שאמיל הלוחם הסוּפי

The Scholar-Warrior of Dagestan

Samuel Thrope

The Muslim leader of the Caucasus, Imam Shamil (1797–1871), kept the Russian Empire at bay for twenty-five years. A gifted strategist and fearless warrior, Shamil led a guerilla resistance against the superior Russian forces. He united and inspired the people of the Chechnya and Dagestan regions and gained the admiration of kings and emperors around the world. In feats of daring that could have been scripted by Hollywood, Shamil escaped death more than once. When finally captured, he was granted clemency by the czar and lived in elegance in St. Petersburg before dying in Medina in 1871.

In addition to his military leadership, Shamil was also a religious scholar and a preacher. His extensive knowledge was reflected in his manuscript library containing classic works and commentaries in the disciplines of Qur’an interpretation, the traditions of the Prophet Muhammad, Islamic law, Sufi mysticism, as well as works written by eighteenth- and nineteenth-century Caucasian Muslim scholars. Most interesting are the relatively large number of works on Arabic language, linguistics, and rhetoric. While the Caucasus is home to dozens of languages and was long ruled by Persian- and Turkish-speaking dynasties, Arabic has always served as a prestigious literary language.

Following his capture and exile in 1859, Shamil sought to reconstitute his library, which had been looted in his absence. His son Muhammad Ghazi continued his father’s efforts, even after leaving Turkey to serve as an officer in the Ottoman Empire.

It may have been in Istanbul that the scholar and manuscript dealer Abraham Shalom Yahuda purchased around 130 volumes of Caucasian Muslim manuscripts, many of which bear Shamil’s signature and seal. While the bulk of this collection was acquired by Princeton University, thirty of these manuscripts are in the National Library collection.
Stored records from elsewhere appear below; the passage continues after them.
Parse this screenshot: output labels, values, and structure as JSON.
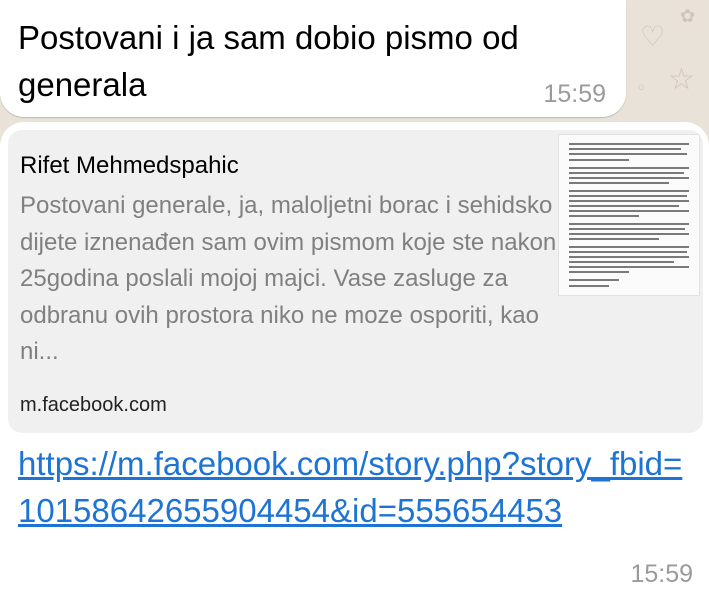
{
  "messages": [
    {
      "text": "Postovani i ja sam dobio pismo od generala",
      "time": "15:59"
    },
    {
      "preview": {
        "title": "Rifet Mehmedspahic",
        "description": "Postovani generale, ja, maloljetni borac i sehidsko dijete iznenađen sam ovim pismom koje ste nakon 25godina poslali mojoj majci. Vase zasluge za odbranu ovih prostora niko ne moze osporiti, kao ni...",
        "domain": "m.facebook.com",
        "thumbnail_icon": "document-thumbnail"
      },
      "link": "https://m.facebook.com/story.php?story_fbid=10158642655904454&id=555654453",
      "time": "15:59"
    }
  ],
  "colors": {
    "wallpaper": "#e9e2d8",
    "bubble": "#ffffff",
    "preview_bg": "#f0f0f0",
    "link": "#1d74d4",
    "timestamp": "#9a9a9a"
  }
}
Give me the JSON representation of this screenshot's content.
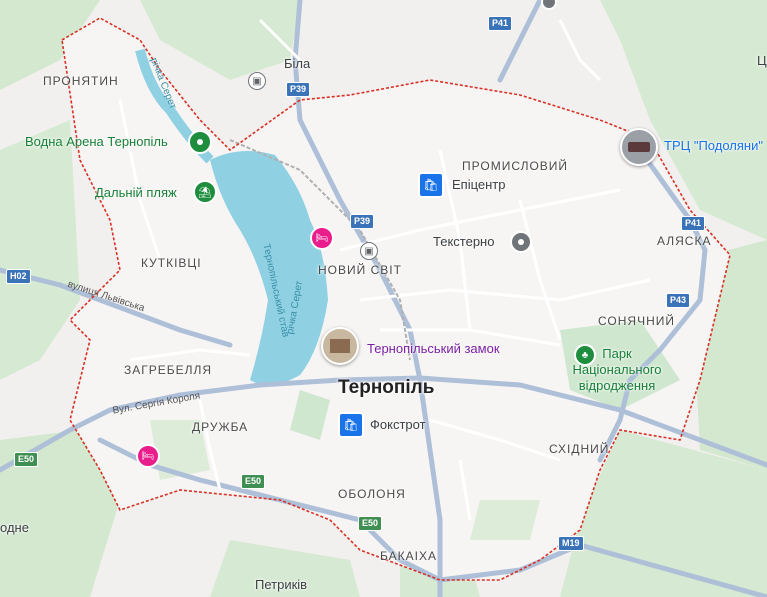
{
  "city": {
    "name": "Тернопіль"
  },
  "districts": [
    {
      "id": "pronyatyn",
      "label": "ПРОНЯТИН"
    },
    {
      "id": "kutkivtsi",
      "label": "КУТКІВЦІ"
    },
    {
      "id": "zahrebellia",
      "label": "ЗАГРЕБЕЛЛЯ"
    },
    {
      "id": "druzhba",
      "label": "ДРУЖБА"
    },
    {
      "id": "novyi-svit",
      "label": "НОВИЙ СВІТ"
    },
    {
      "id": "promyslovyi",
      "label": "ПРОМИСЛОВИЙ"
    },
    {
      "id": "aliaska",
      "label": "АЛЯСКА"
    },
    {
      "id": "soniachnyi",
      "label": "СОНЯЧНИЙ"
    },
    {
      "id": "skhidnyi",
      "label": "СХІДНИЙ"
    },
    {
      "id": "obolonia",
      "label": "ОБОЛОНЯ"
    },
    {
      "id": "bakaikha",
      "label": "БАКАІХА"
    }
  ],
  "villages": [
    {
      "id": "bila",
      "label": "Біла"
    },
    {
      "id": "petrykiv",
      "label": "Петриків"
    },
    {
      "id": "edge-left",
      "label": "одне"
    }
  ],
  "pois": [
    {
      "id": "vodna-arena",
      "label": "Водна Арена Тернопіль",
      "icon": "pin-icon",
      "color": "#1e8e3e"
    },
    {
      "id": "dalnyi-pliazh",
      "label": "Дальній пляж",
      "icon": "beach-icon",
      "color": "#1e8e3e"
    },
    {
      "id": "epitsentr",
      "label": "Епіцентр",
      "icon": "shopping-bag-icon",
      "color": "#1a73e8"
    },
    {
      "id": "teksterno",
      "label": "Текстерно",
      "icon": "pin-icon",
      "color": "#5f6368"
    },
    {
      "id": "trts-podoliany",
      "label": "ТРЦ \"Подоляни\"",
      "icon": "mall-photo-icon",
      "color": "#1a73e8"
    },
    {
      "id": "ternopil-castle",
      "label": "Тернопільський замок",
      "icon": "castle-photo-icon",
      "color": "#7b1fa2"
    },
    {
      "id": "park",
      "label": "Парк\nНаціонального\nвідродження",
      "icon": "park-icon",
      "color": "#188038"
    },
    {
      "id": "fokstrot",
      "label": "Фокстрот",
      "icon": "shopping-bag-icon",
      "color": "#1a73e8"
    },
    {
      "id": "hotel-1",
      "label": "",
      "icon": "bed-icon",
      "color": "#e91e8c"
    },
    {
      "id": "hotel-2",
      "label": "",
      "icon": "bed-icon",
      "color": "#e91e8c"
    }
  ],
  "water": [
    {
      "id": "river-seret-north",
      "label": "річка Серет"
    },
    {
      "id": "river-seret-lake",
      "label": "річка Серет"
    },
    {
      "id": "ternopil-lake",
      "label": "Тернопільський став"
    }
  ],
  "streets": [
    {
      "id": "lvivska",
      "label": "вулиця Львівська"
    },
    {
      "id": "serhiia-korolia",
      "label": "Вул. Сергія Короля"
    }
  ],
  "road_shields": [
    {
      "id": "p41-top",
      "label": "P41",
      "color": "#3b73b9"
    },
    {
      "id": "p39-a",
      "label": "P39",
      "color": "#3b73b9"
    },
    {
      "id": "p39-b",
      "label": "P39",
      "color": "#3b73b9"
    },
    {
      "id": "p41-east",
      "label": "P41",
      "color": "#3b73b9"
    },
    {
      "id": "p43",
      "label": "P43",
      "color": "#3b73b9"
    },
    {
      "id": "h02",
      "label": "H02",
      "color": "#3b73b9"
    },
    {
      "id": "e50-west",
      "label": "E50",
      "color": "#3f8f52"
    },
    {
      "id": "e50-mid",
      "label": "E50",
      "color": "#3f8f52"
    },
    {
      "id": "e50-south",
      "label": "E50",
      "color": "#3f8f52"
    },
    {
      "id": "m19",
      "label": "M19",
      "color": "#3b73b9"
    }
  ],
  "edge_text": {
    "top_right": "Ц"
  },
  "colors": {
    "land": "#f2f0ee",
    "green": "#cfe6cf",
    "water": "#8fd1e3",
    "boundary": "#d93025",
    "road": "#aebfd8"
  }
}
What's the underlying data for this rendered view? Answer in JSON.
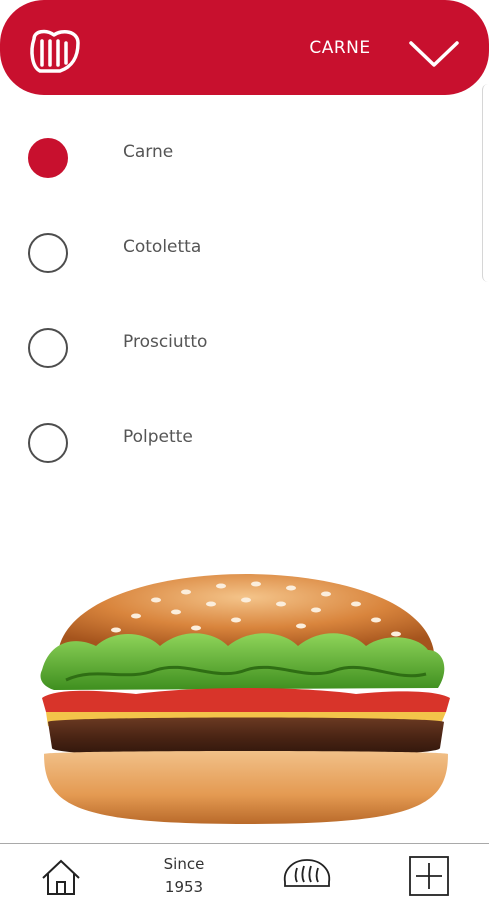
{
  "header": {
    "title": "CARNE",
    "logo_icon": "meat-steak-icon",
    "toggle_icon": "chevron-down-icon",
    "background_color": "#c8102e"
  },
  "options": [
    {
      "label": "Carne",
      "selected": true
    },
    {
      "label": "Cotoletta",
      "selected": false
    },
    {
      "label": "Prosciutto",
      "selected": false
    },
    {
      "label": "Polpette",
      "selected": false
    }
  ],
  "bottom_nav": {
    "home_icon": "home-icon",
    "since_line1": "Since",
    "since_line2": "1953",
    "bread_icon": "bread-icon",
    "add_icon": "plus-icon"
  }
}
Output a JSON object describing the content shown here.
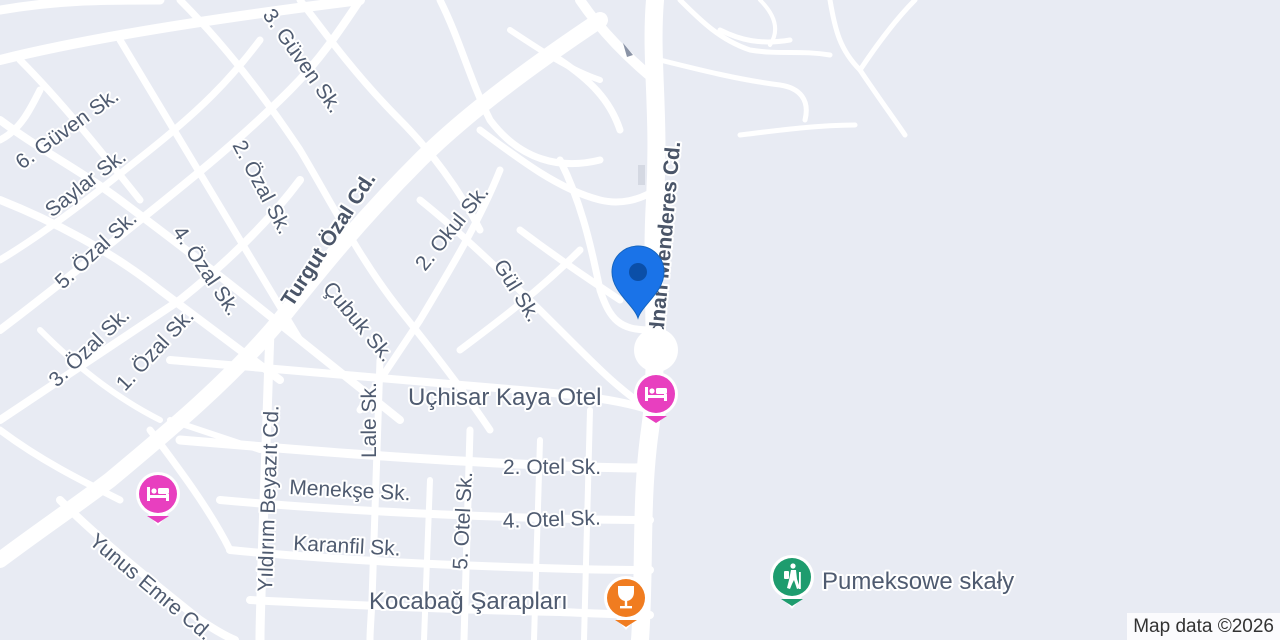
{
  "map": {
    "colors": {
      "background": "#e8ebf3",
      "road": "#ffffff",
      "label": "#4f5b70",
      "hotel": "#e83fbf",
      "restaurant": "#f07c20",
      "park": "#1e9c6e",
      "location_pin": "#1a73e8"
    },
    "streets": {
      "guven3": "3. Güven Sk.",
      "guven6": "6. Güven Sk.",
      "saylar": "Saylar Sk.",
      "ozal5": "5. Özal Sk.",
      "ozal2": "2. Özal Sk.",
      "ozal4": "4. Özal Sk.",
      "ozal3": "3. Özal Sk.",
      "ozal1": "1. Özal Sk.",
      "turgut": "Turgut Özal Cd.",
      "okul2": "2. Okul Sk.",
      "gul": "Gül Sk.",
      "cubuk": "Çubuk Sk.",
      "adnan": "Adnan Menderes Cd.",
      "lale": "Lale Sk.",
      "yildirim": "Yıldırım Beyazıt Cd.",
      "otel2": "2. Otel Sk.",
      "otel4": "4. Otel Sk.",
      "otel5": "5. Otel Sk.",
      "menekse": "Menekşe Sk.",
      "karanfil": "Karanfil Sk.",
      "yunus": "Yunus Emre Cd."
    },
    "pois": {
      "hotel1": {
        "name": "Uçhisar Kaya Otel",
        "icon": "hotel-icon"
      },
      "hotel2": {
        "icon": "hotel-icon"
      },
      "winery": {
        "name": "Kocabağ Şarapları",
        "icon": "wine-glass-icon"
      },
      "rocks": {
        "name": "Pumeksowe skały",
        "icon": "hiking-icon"
      }
    },
    "location_marker": {
      "icon": "location-pin-icon"
    },
    "attribution": "Map data ©2026"
  }
}
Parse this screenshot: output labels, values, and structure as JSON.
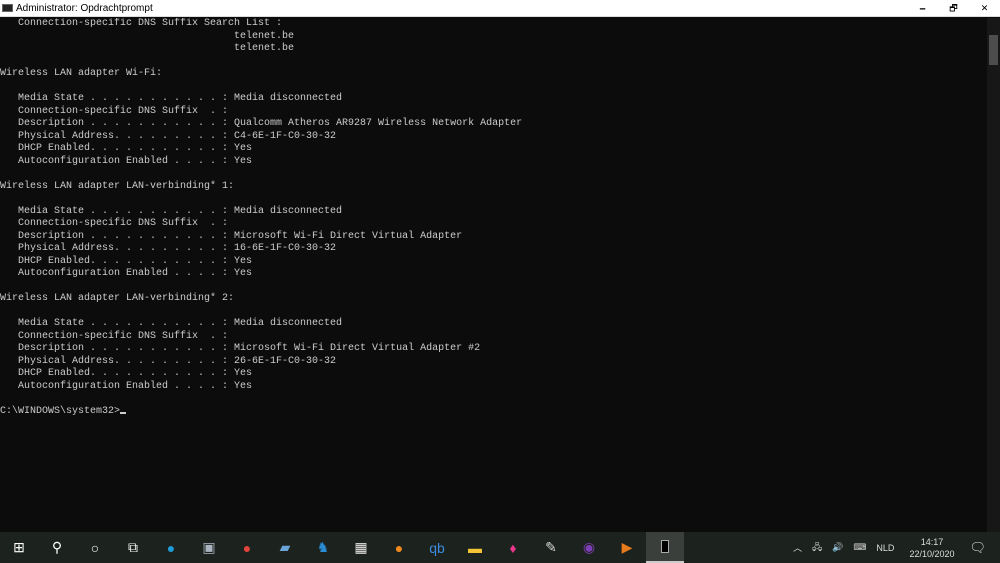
{
  "window": {
    "title": "Administrator: Opdrachtprompt",
    "minimize": "🗕",
    "maximize": "🗗",
    "close": "✕"
  },
  "console": {
    "lines": [
      "   Connection-specific DNS Suffix Search List :",
      "                                       telenet.be",
      "                                       telenet.be",
      "",
      "Wireless LAN adapter Wi-Fi:",
      "",
      "   Media State . . . . . . . . . . . : Media disconnected",
      "   Connection-specific DNS Suffix  . :",
      "   Description . . . . . . . . . . . : Qualcomm Atheros AR9287 Wireless Network Adapter",
      "   Physical Address. . . . . . . . . : C4-6E-1F-C0-30-32",
      "   DHCP Enabled. . . . . . . . . . . : Yes",
      "   Autoconfiguration Enabled . . . . : Yes",
      "",
      "Wireless LAN adapter LAN-verbinding* 1:",
      "",
      "   Media State . . . . . . . . . . . : Media disconnected",
      "   Connection-specific DNS Suffix  . :",
      "   Description . . . . . . . . . . . : Microsoft Wi-Fi Direct Virtual Adapter",
      "   Physical Address. . . . . . . . . : 16-6E-1F-C0-30-32",
      "   DHCP Enabled. . . . . . . . . . . : Yes",
      "   Autoconfiguration Enabled . . . . : Yes",
      "",
      "Wireless LAN adapter LAN-verbinding* 2:",
      "",
      "   Media State . . . . . . . . . . . : Media disconnected",
      "   Connection-specific DNS Suffix  . :",
      "   Description . . . . . . . . . . . : Microsoft Wi-Fi Direct Virtual Adapter #2",
      "   Physical Address. . . . . . . . . : 26-6E-1F-C0-30-32",
      "   DHCP Enabled. . . . . . . . . . . : Yes",
      "   Autoconfiguration Enabled . . . . : Yes",
      ""
    ],
    "prompt": "C:\\WINDOWS\\system32>"
  },
  "taskbar": {
    "apps": [
      {
        "name": "start-button",
        "glyph": "⊞",
        "color": "#ffffff"
      },
      {
        "name": "search-button",
        "glyph": "⚲",
        "color": "#ffffff"
      },
      {
        "name": "cortana-button",
        "glyph": "○",
        "color": "#ffffff"
      },
      {
        "name": "task-view-button",
        "glyph": "⧉",
        "color": "#ffffff"
      },
      {
        "name": "edge-app",
        "glyph": "●",
        "color": "#1e9ad6"
      },
      {
        "name": "computer-app",
        "glyph": "▣",
        "color": "#aab4c0"
      },
      {
        "name": "chrome-app",
        "glyph": "●",
        "color": "#e0443a"
      },
      {
        "name": "remote-app",
        "glyph": "▰",
        "color": "#6aa3d8"
      },
      {
        "name": "app-blue",
        "glyph": "♞",
        "color": "#2b8fd8"
      },
      {
        "name": "store-app",
        "glyph": "▦",
        "color": "#e8e8e8"
      },
      {
        "name": "vpn-app",
        "glyph": "●",
        "color": "#f08a1c"
      },
      {
        "name": "qbittorrent-app",
        "glyph": "qb",
        "color": "#3d8ce0"
      },
      {
        "name": "file-explorer-app",
        "glyph": "▬",
        "color": "#f2c335"
      },
      {
        "name": "flame-app",
        "glyph": "♦",
        "color": "#e8368c"
      },
      {
        "name": "paint-app",
        "glyph": "✎",
        "color": "#d8d8d8"
      },
      {
        "name": "tor-app",
        "glyph": "◉",
        "color": "#7d3fb5"
      },
      {
        "name": "media-player-app",
        "glyph": "▶",
        "color": "#e87b1c"
      },
      {
        "name": "cmd-app",
        "glyph": "■",
        "color": "#000000"
      }
    ],
    "tray": {
      "chevron": "︿",
      "network": "🖧",
      "volume": "🔊",
      "keyboard": "⌨",
      "language": "NLD",
      "time": "14:17",
      "date": "22/10/2020",
      "notifications": "🗨"
    }
  }
}
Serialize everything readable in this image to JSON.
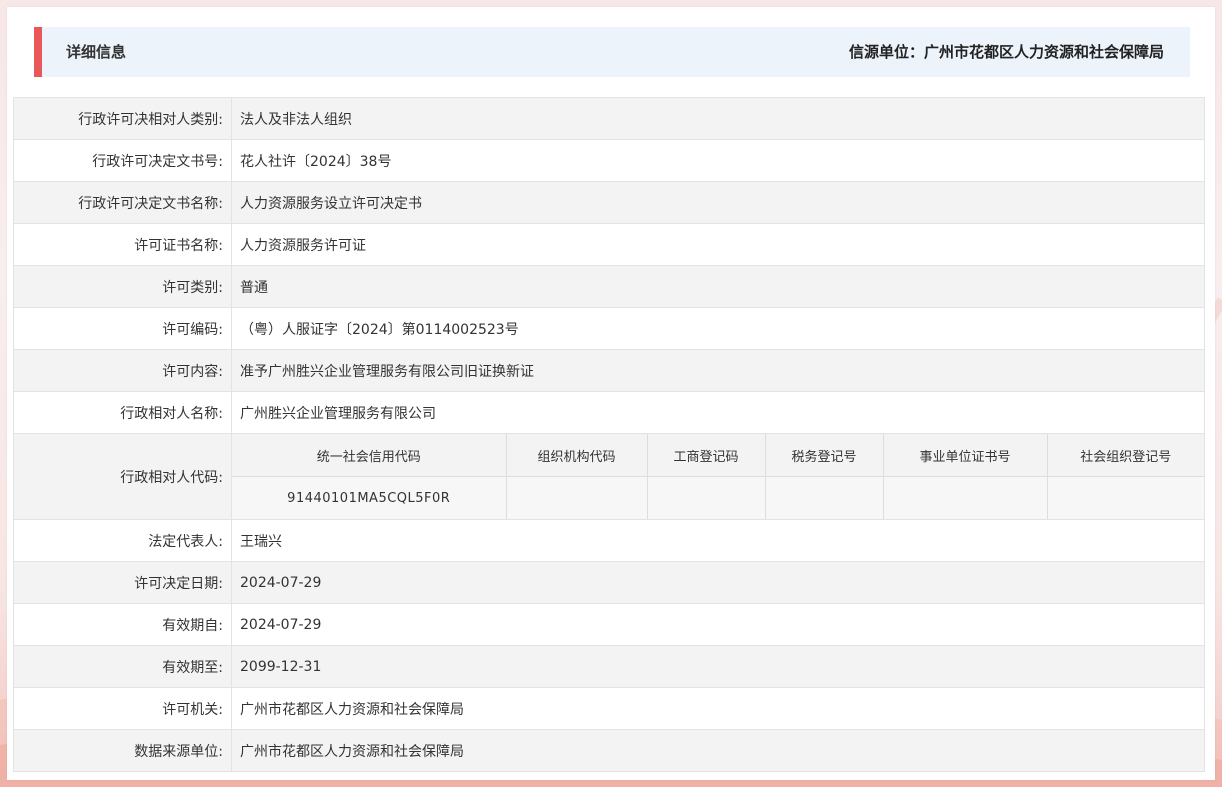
{
  "header": {
    "title": "详细信息",
    "source_label": "信源单位：广州市花都区人力资源和社会保障局"
  },
  "colors": {
    "accent_bar": "#e8575a",
    "header_bg": "#edf3fb",
    "row_stripe": "#f3f3f3"
  },
  "rows": [
    {
      "label": "行政许可决相对人类别:",
      "value": "法人及非法人组织"
    },
    {
      "label": "行政许可决定文书号:",
      "value": "花人社许〔2024〕38号"
    },
    {
      "label": "行政许可决定文书名称:",
      "value": "人力资源服务设立许可决定书"
    },
    {
      "label": "许可证书名称:",
      "value": "人力资源服务许可证"
    },
    {
      "label": "许可类别:",
      "value": "普通"
    },
    {
      "label": "许可编码:",
      "value": "（粤）人服证字〔2024〕第0114002523号"
    },
    {
      "label": "许可内容:",
      "value": "准予广州胜兴企业管理服务有限公司旧证换新证"
    },
    {
      "label": "行政相对人名称:",
      "value": "广州胜兴企业管理服务有限公司"
    }
  ],
  "codes": {
    "label": "行政相对人代码:",
    "headers": [
      "统一社会信用代码",
      "组织机构代码",
      "工商登记码",
      "税务登记号",
      "事业单位证书号",
      "社会组织登记号"
    ],
    "values": [
      "91440101MA5CQL5F0R",
      "",
      "",
      "",
      "",
      ""
    ]
  },
  "rows_after": [
    {
      "label": "法定代表人:",
      "value": "王瑞兴"
    },
    {
      "label": "许可决定日期:",
      "value": "2024-07-29"
    },
    {
      "label": "有效期自:",
      "value": "2024-07-29"
    },
    {
      "label": "有效期至:",
      "value": "2099-12-31"
    },
    {
      "label": "许可机关:",
      "value": "广州市花都区人力资源和社会保障局"
    },
    {
      "label": "数据来源单位:",
      "value": "广州市花都区人力资源和社会保障局"
    }
  ]
}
These include an 1846 copy of sixteenth-century Egyptian scholar Ibn Hajar al-Haytami’s work on the lawfulness of the first four caliphs, bearing Shamil’s own stamp and endowment, and two manuscripts copied, in whole or in part, by Ghazi Muhammad, the first Imam of Dagestan.